– Different paces – starts calm and sleepy, progressing into a kinetic frenzy, becoming more and more experimental throughout.
– Technology is been integrated into human life
– recurring symbol of eye and camera – celebration of technology
– the filmstrip is the material form that captures things
– Vertov wanted everyone to film and document
– today, we now do this with newer technologies – mobile phones, Instagram, Vine, Snapchat, digital cameras – it’s accessible
– camera/mobile = mobile viewing portal, which is editable
– seeing from different perspectives
– Vertov couldn’t have predicted this to happen the way it has
– He’s as interested in the documenting as he is with the apparatus itself.
– A constant theme throughout the film is that of motion.
– Lev Manovich talk of Vertov’s practice as being a database of culture
– about the power of technologies in our culture
– Constructivist art inspired Vertov’s film, by viewing both the film and the art form you can make notable similarities. The film is still tied to the modernist ‘grid’, giving the flat structure.
Vertov issued this manifesto upon the films official release:
“The film Man with a Movie Camera represents
AN EXPERIMENTATION IN THE CINEMATIC COMMUNICATION
Of visual phenomena
WITHOUT THE USE OF INTERTITLES
(a film without intertitles)
WITHOUT THE HELP OF A SCENARIO
(a film without a scenario)
WITHOUT THE HELP OF THEATRE
(a film without actors, without sets, etc.)
This new experimentation work by Kino-Eye is directed towards the creation of an authentically international absolute language of cinema – ABSOLUTE KINOGRAPHY – on the basis of its complete separation from the language of theatre and literature.”
Here’s the film itself:
In this short film from 1967, it labels a man and woman within as the the ‘perfect human'(s), they are subjected in a way that you could almost consider them to be in a zoo of some sorts, performing in different ways.
How do you remake something to be completely different? – By adding restrictions, and therefore reconstructing. Film director Lars von Trier set the task of recreating his favorite film – The Perfect Human – setting a challenge for the original director, Jørgen Leth. The film is about representation, and the characters and scenes representing it. The result of this remake shows how the process can be a hindrance on the film maker, and represents the different cultural ways of seeing.
- Jørgen Leth (the original film director of ‘The Perfect Human’, and film writer) must remake the film in Cuba (but with no set) with no shot longer than 12 frames, and he must answer the questions posed in the original film; Leth successfully completes this task.

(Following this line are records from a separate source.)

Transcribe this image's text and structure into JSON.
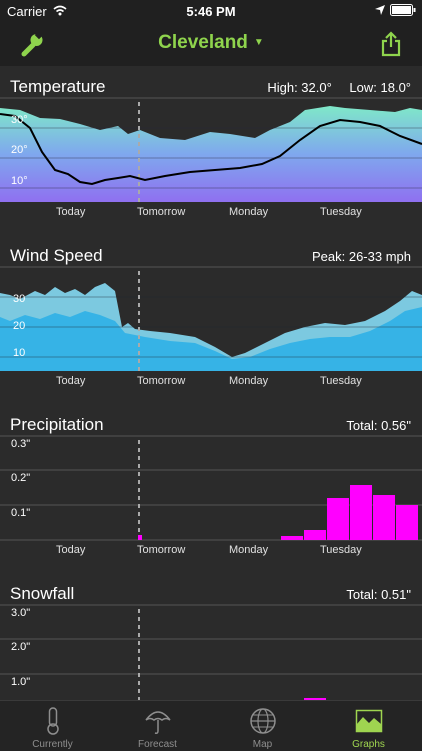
{
  "status": {
    "carrier": "Carrier",
    "time": "5:46 PM"
  },
  "header": {
    "city": "Cleveland"
  },
  "days": [
    "Today",
    "Tomorrow",
    "Monday",
    "Tuesday"
  ],
  "temperature": {
    "title": "Temperature",
    "high_label": "High: 32.0°",
    "low_label": "Low: 18.0°",
    "ticks": [
      "30°",
      "20°",
      "10°"
    ]
  },
  "wind": {
    "title": "Wind Speed",
    "peak_label": "Peak: 26-33 mph",
    "ticks": [
      "30",
      "20",
      "10"
    ]
  },
  "precipitation": {
    "title": "Precipitation",
    "total_label": "Total: 0.56\"",
    "ticks": [
      "0.3\"",
      "0.2\"",
      "0.1\""
    ]
  },
  "snowfall": {
    "title": "Snowfall",
    "total_label": "Total: 0.51\"",
    "ticks": [
      "3.0\"",
      "2.0\"",
      "1.0\""
    ]
  },
  "tabs": [
    {
      "label": "Currently",
      "icon": "thermometer-icon",
      "active": false
    },
    {
      "label": "Forecast",
      "icon": "umbrella-icon",
      "active": false
    },
    {
      "label": "Map",
      "icon": "globe-icon",
      "active": false
    },
    {
      "label": "Graphs",
      "icon": "graph-icon",
      "active": true
    }
  ],
  "colors": {
    "accent": "#8fd44d",
    "temp_top": "#7fe8c8",
    "temp_bottom": "#8f7cf0",
    "wind": "#35b7e8",
    "precip": "#ff00ff"
  }
}
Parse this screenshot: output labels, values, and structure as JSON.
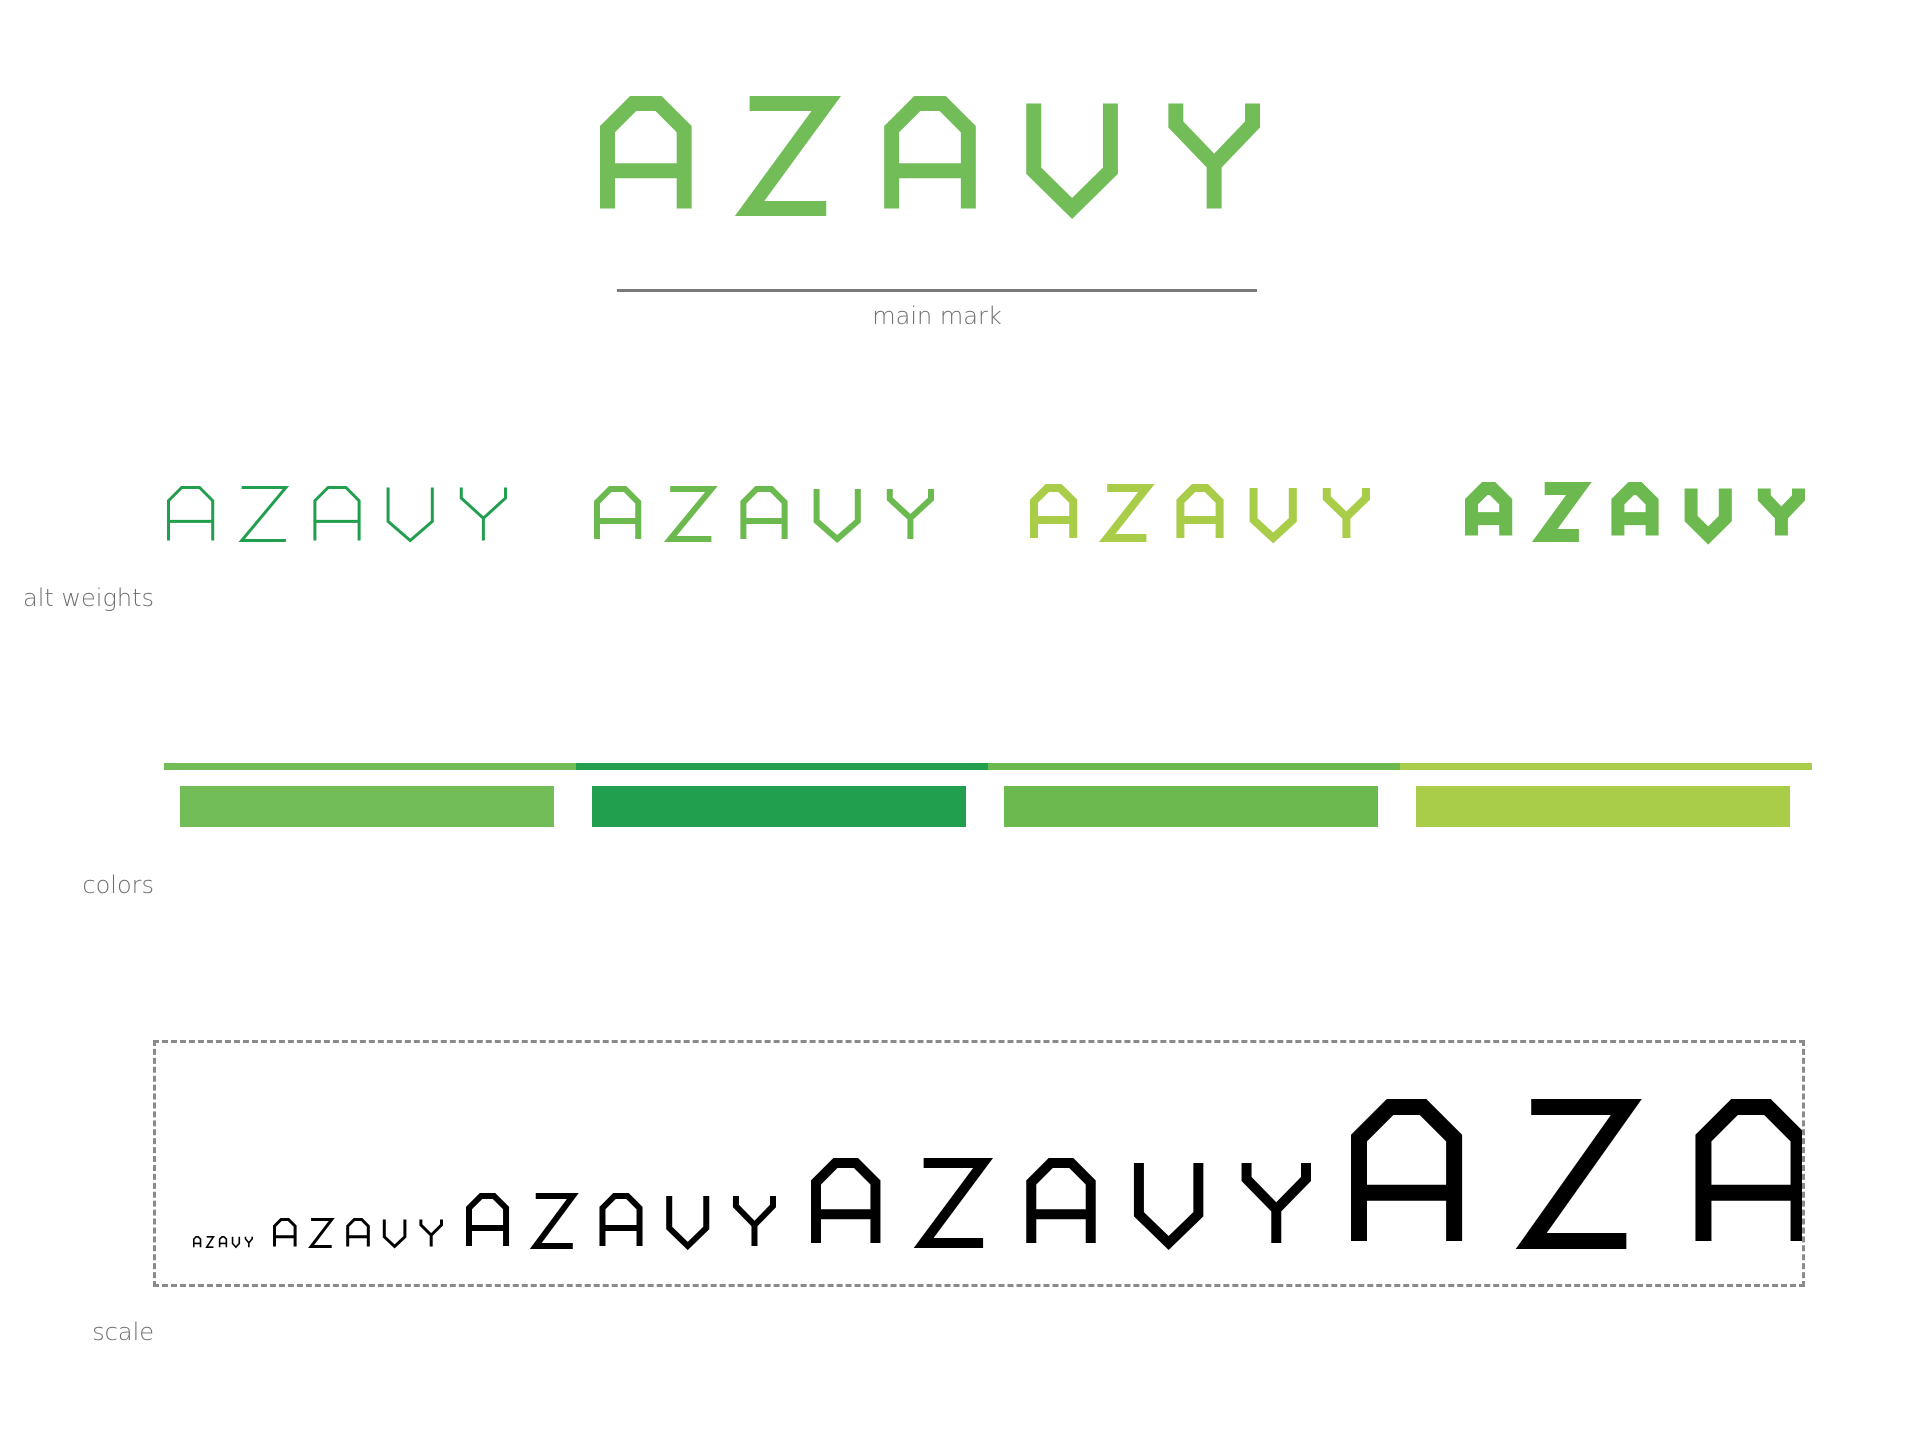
{
  "brand": {
    "wordmark": [
      "A",
      "Z",
      "A",
      "V",
      "Y"
    ],
    "wordmark_text": "AZAVY"
  },
  "labels": {
    "main_mark": "main mark",
    "alt_weights": "alt weights",
    "colors": "colors",
    "scale": "scale"
  },
  "palette": {
    "main": "#72bd58",
    "dark_green": "#229e4f",
    "mid_green": "#6cb94f",
    "lime": "#a9cd49",
    "rule_gray": "#7a7a7a",
    "scale_black": "#000000"
  },
  "colors_section": {
    "swatches": [
      "#72bd58",
      "#229e4f",
      "#6cb94f",
      "#a9cd49"
    ]
  },
  "alt_weights": [
    {
      "weight": "thin",
      "color": "#229e4f"
    },
    {
      "weight": "light",
      "color": "#6cb94f"
    },
    {
      "weight": "regular",
      "color": "#a9cd49"
    },
    {
      "weight": "bold",
      "color": "#6cb94f"
    }
  ]
}
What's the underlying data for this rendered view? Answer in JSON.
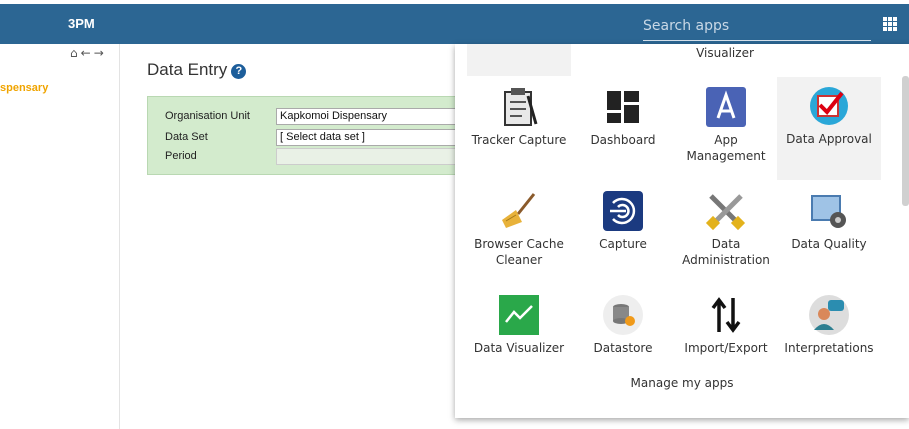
{
  "header": {
    "time": "3PM",
    "search_placeholder": "Search apps"
  },
  "left": {
    "org_unit": "spensary"
  },
  "main": {
    "title": "Data Entry",
    "help_icon": "?",
    "form": {
      "org_unit_label": "Organisation Unit",
      "org_unit_value": "Kapkomoi Dispensary",
      "dataset_label": "Data Set",
      "dataset_value": "[ Select data set ]",
      "period_label": "Period",
      "period_value": ""
    }
  },
  "apps_menu": {
    "partial_label": "Visualizer",
    "apps": [
      {
        "label": "Tracker Capture",
        "icon": "tracker-capture-icon"
      },
      {
        "label": "Dashboard",
        "icon": "dashboard-icon"
      },
      {
        "label": "App Management",
        "icon": "app-management-icon"
      },
      {
        "label": "Data Approval",
        "icon": "data-approval-icon"
      },
      {
        "label": "Browser Cache Cleaner",
        "icon": "browser-cache-cleaner-icon"
      },
      {
        "label": "Capture",
        "icon": "capture-icon"
      },
      {
        "label": "Data Administration",
        "icon": "data-administration-icon"
      },
      {
        "label": "Data Quality",
        "icon": "data-quality-icon"
      },
      {
        "label": "Data Visualizer",
        "icon": "data-visualizer-icon"
      },
      {
        "label": "Datastore",
        "icon": "datastore-icon"
      },
      {
        "label": "Import/Export",
        "icon": "import-export-icon"
      },
      {
        "label": "Interpretations",
        "icon": "interpretations-icon"
      }
    ],
    "manage_label": "Manage my apps"
  },
  "colors": {
    "header": "#2c6693",
    "form_bg": "#d3ebcd",
    "org_highlight": "#f0a400"
  }
}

- Leth must remake the film in the worst place in the world but not show that place onscreen; additionally, Leth must play the role of “the man”. The meal must be included but the woman is not to be included. Leth remakes the film in the red light district of Bombay, only partially hiding it behind a translucent screen.
- Because Leth failed to complete task 2 perfectly, von Trier punishes him, telling him to either remake the film in any way he chooses, or redo obstruction 2 in Bombay again. Leth chooses the first option and remakes it in Brussels using split-screen effects.
- Leth must remake the film as a cartoon. He does so with the aid of Bob Sabiston, a specialist in rotoscoping, who creates animated versions of shots from the previous films. As such the final product is technically an animation but not a cartoon. Nevertheless von Trier considers the task to be completed successfully.
- The fifth obstruction is that von Trier has already made the fifth version, but it must be credited as Leth’s, and Leth must read a voice-over narration ostensibly from his own perspective but in fact written by von Trier.
These are all considered modes of representation, as they have had restraints added to them
– think about the different systems of representational work
– why are the remakes better, if at all?
There was a typographic war in Nazism, as well as the obvious political war. The war was between modernist practitioners, of whom used sans serif fonts, of which were outlawed and replaced with heavy serif fonts, very ornate and Gothic > pastoral representation.
Modernism was very attractive to advertising, and it had a big impact on advertising around the world, especially in Britain.